━━━ Data section ━━━
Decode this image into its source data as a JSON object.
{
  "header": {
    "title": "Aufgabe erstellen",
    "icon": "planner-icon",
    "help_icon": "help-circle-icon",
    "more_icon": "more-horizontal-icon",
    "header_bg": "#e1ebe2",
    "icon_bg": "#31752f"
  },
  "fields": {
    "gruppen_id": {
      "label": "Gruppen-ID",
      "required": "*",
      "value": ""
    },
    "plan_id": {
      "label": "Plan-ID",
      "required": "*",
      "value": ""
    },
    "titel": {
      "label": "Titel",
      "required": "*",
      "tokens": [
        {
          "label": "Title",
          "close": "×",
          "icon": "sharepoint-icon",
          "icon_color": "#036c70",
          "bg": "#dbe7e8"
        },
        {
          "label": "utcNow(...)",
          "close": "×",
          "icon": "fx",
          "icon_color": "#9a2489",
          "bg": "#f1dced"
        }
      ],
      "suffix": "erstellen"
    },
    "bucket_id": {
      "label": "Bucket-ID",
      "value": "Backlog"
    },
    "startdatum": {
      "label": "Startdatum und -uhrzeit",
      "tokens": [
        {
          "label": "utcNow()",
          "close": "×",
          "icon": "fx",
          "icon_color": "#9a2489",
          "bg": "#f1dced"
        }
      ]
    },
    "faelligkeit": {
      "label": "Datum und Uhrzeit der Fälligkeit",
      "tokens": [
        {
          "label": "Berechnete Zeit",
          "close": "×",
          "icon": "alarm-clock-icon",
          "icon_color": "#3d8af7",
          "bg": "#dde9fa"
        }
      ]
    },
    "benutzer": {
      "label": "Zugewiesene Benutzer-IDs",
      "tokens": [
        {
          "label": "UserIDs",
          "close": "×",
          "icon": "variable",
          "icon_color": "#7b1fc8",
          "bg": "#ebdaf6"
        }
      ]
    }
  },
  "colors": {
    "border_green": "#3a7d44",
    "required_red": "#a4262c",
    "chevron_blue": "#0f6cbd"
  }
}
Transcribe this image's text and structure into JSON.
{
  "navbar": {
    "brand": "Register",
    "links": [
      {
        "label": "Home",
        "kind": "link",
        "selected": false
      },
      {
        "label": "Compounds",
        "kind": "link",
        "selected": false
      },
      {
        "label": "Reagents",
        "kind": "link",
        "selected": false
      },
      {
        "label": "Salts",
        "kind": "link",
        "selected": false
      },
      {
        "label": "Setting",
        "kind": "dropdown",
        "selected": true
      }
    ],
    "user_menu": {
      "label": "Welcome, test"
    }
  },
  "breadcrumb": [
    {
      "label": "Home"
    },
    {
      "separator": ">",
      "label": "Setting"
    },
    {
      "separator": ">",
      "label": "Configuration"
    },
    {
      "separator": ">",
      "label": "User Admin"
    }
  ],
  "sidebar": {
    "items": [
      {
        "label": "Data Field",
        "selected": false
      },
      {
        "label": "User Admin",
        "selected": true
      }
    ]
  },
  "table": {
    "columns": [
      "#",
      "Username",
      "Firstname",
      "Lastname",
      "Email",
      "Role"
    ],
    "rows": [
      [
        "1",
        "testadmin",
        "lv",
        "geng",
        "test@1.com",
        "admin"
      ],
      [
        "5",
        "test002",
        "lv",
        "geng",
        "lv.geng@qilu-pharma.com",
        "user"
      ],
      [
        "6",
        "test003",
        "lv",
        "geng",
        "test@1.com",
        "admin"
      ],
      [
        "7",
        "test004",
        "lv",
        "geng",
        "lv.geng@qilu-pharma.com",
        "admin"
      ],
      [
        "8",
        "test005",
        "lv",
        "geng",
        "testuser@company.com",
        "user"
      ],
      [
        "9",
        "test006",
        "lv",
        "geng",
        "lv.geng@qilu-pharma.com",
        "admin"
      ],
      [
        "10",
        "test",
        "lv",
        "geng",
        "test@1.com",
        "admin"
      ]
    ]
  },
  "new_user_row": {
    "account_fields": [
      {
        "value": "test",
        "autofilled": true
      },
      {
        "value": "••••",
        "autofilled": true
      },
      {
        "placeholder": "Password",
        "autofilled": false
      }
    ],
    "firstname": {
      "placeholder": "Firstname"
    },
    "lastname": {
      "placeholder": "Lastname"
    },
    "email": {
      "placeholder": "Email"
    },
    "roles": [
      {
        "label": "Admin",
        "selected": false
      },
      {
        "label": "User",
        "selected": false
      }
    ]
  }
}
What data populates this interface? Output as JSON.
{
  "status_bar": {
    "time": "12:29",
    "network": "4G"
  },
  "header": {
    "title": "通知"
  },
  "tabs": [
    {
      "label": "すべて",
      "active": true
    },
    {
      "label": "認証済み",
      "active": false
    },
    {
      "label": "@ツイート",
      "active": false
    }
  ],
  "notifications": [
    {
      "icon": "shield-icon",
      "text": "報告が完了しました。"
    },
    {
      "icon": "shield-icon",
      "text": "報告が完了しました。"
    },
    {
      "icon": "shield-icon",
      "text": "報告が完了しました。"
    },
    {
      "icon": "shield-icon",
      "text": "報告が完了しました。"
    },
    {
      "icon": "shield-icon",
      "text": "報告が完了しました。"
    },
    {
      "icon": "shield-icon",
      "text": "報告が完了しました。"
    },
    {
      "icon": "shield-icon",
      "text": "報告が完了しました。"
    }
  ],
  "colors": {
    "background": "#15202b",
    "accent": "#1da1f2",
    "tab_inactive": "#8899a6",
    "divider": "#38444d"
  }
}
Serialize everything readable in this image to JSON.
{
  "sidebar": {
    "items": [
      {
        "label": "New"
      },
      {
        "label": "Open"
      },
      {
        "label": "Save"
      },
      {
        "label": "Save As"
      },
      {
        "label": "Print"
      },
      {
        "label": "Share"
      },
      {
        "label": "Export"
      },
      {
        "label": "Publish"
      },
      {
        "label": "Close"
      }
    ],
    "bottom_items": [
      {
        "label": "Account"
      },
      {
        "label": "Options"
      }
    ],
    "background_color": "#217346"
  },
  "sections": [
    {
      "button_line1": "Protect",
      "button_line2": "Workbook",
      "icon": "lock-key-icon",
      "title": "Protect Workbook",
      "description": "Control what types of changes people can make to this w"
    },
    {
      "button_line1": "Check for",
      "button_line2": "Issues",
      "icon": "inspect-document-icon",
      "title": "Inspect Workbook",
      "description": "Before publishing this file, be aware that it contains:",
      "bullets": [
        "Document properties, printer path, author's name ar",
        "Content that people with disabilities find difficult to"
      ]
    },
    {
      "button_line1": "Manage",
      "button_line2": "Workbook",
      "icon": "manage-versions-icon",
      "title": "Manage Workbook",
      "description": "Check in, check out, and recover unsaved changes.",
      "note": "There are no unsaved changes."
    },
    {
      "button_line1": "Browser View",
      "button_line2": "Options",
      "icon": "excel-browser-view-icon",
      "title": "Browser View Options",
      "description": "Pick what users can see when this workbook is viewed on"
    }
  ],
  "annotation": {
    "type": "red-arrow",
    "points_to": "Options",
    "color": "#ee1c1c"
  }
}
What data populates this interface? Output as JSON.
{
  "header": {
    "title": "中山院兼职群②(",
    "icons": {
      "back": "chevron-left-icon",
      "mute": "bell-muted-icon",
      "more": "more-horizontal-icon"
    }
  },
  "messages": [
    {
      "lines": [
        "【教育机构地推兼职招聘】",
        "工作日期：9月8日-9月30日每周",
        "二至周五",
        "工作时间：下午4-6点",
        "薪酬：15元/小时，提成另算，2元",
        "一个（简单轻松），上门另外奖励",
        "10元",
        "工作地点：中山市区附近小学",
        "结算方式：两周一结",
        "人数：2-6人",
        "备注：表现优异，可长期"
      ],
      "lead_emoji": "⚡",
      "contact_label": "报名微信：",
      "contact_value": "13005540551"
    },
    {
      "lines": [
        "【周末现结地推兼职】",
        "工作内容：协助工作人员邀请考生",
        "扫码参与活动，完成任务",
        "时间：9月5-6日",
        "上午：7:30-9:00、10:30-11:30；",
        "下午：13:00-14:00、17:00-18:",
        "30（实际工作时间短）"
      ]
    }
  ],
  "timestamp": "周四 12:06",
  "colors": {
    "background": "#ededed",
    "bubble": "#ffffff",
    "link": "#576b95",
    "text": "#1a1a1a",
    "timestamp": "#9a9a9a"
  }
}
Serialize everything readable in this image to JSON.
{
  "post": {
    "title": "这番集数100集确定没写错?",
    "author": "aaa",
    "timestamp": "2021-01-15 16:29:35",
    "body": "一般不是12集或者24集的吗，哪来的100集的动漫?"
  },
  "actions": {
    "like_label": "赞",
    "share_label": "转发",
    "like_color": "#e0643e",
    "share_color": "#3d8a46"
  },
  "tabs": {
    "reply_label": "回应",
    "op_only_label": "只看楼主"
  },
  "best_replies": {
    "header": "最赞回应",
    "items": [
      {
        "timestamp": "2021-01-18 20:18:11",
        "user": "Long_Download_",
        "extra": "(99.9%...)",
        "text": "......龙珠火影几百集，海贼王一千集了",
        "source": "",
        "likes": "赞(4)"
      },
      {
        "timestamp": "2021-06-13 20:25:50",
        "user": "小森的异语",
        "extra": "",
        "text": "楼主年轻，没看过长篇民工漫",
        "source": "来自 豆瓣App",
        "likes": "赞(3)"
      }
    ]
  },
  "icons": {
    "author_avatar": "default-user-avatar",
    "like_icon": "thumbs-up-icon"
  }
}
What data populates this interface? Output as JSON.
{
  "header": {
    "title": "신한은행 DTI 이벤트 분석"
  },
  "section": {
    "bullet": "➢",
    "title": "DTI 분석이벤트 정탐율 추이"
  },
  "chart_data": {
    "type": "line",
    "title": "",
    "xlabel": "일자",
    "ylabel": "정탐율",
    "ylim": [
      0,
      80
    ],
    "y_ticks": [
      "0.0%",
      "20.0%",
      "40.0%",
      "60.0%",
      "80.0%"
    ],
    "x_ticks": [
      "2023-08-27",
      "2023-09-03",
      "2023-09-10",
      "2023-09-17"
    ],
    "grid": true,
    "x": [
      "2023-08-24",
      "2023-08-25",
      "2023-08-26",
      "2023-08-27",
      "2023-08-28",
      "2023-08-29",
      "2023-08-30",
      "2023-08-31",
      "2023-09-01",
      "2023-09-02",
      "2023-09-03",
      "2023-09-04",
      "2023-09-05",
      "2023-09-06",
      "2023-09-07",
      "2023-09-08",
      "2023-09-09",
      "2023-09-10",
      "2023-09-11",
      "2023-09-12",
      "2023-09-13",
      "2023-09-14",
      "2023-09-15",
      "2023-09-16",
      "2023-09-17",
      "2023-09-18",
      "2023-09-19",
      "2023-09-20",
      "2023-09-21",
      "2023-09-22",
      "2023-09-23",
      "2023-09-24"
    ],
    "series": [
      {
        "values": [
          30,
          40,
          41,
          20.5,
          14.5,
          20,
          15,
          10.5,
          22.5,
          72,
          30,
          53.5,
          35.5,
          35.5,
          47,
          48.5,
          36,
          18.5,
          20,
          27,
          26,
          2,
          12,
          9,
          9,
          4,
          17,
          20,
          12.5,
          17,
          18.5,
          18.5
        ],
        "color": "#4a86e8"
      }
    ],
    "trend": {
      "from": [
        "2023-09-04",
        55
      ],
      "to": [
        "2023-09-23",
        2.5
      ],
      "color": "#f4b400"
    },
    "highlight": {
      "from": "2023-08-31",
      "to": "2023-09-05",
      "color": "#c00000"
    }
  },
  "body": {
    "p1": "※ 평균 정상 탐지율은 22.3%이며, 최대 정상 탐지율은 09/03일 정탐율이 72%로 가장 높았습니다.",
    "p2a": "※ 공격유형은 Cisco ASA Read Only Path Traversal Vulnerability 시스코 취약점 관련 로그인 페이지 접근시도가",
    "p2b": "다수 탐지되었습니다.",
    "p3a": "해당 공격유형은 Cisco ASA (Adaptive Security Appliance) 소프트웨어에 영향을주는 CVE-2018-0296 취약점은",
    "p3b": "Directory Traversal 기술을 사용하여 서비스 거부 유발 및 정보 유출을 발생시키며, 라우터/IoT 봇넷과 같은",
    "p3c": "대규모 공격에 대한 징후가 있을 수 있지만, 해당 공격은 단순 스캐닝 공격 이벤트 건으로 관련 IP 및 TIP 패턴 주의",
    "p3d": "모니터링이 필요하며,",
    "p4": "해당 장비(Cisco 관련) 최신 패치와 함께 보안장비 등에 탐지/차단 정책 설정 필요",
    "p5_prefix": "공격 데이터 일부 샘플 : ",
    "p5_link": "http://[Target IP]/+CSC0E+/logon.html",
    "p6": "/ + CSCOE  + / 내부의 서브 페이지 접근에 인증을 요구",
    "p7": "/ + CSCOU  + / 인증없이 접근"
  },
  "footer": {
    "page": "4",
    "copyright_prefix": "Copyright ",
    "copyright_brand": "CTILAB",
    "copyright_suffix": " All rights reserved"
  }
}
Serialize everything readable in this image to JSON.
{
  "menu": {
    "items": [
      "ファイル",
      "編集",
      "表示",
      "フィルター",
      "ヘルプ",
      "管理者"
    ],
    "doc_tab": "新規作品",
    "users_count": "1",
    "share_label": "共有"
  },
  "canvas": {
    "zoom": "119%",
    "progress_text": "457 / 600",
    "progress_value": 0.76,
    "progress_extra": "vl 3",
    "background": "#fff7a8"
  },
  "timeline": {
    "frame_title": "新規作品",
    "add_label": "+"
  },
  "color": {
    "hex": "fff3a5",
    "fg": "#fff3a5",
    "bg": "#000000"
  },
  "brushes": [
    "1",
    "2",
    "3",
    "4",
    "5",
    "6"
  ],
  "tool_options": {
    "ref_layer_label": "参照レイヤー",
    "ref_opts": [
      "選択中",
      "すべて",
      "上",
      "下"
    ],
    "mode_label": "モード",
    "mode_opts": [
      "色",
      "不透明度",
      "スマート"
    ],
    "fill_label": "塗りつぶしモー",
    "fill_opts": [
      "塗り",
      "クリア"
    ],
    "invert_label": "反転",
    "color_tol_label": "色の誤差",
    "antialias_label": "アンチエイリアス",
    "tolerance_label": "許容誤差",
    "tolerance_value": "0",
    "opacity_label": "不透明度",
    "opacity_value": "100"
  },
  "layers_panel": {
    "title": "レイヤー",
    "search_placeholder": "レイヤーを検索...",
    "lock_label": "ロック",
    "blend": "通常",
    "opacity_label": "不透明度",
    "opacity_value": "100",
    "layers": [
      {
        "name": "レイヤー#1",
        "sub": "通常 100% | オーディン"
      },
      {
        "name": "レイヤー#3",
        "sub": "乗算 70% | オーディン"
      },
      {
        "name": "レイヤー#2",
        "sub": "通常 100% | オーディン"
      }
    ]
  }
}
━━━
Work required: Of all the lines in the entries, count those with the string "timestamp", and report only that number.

Finished exercise: 5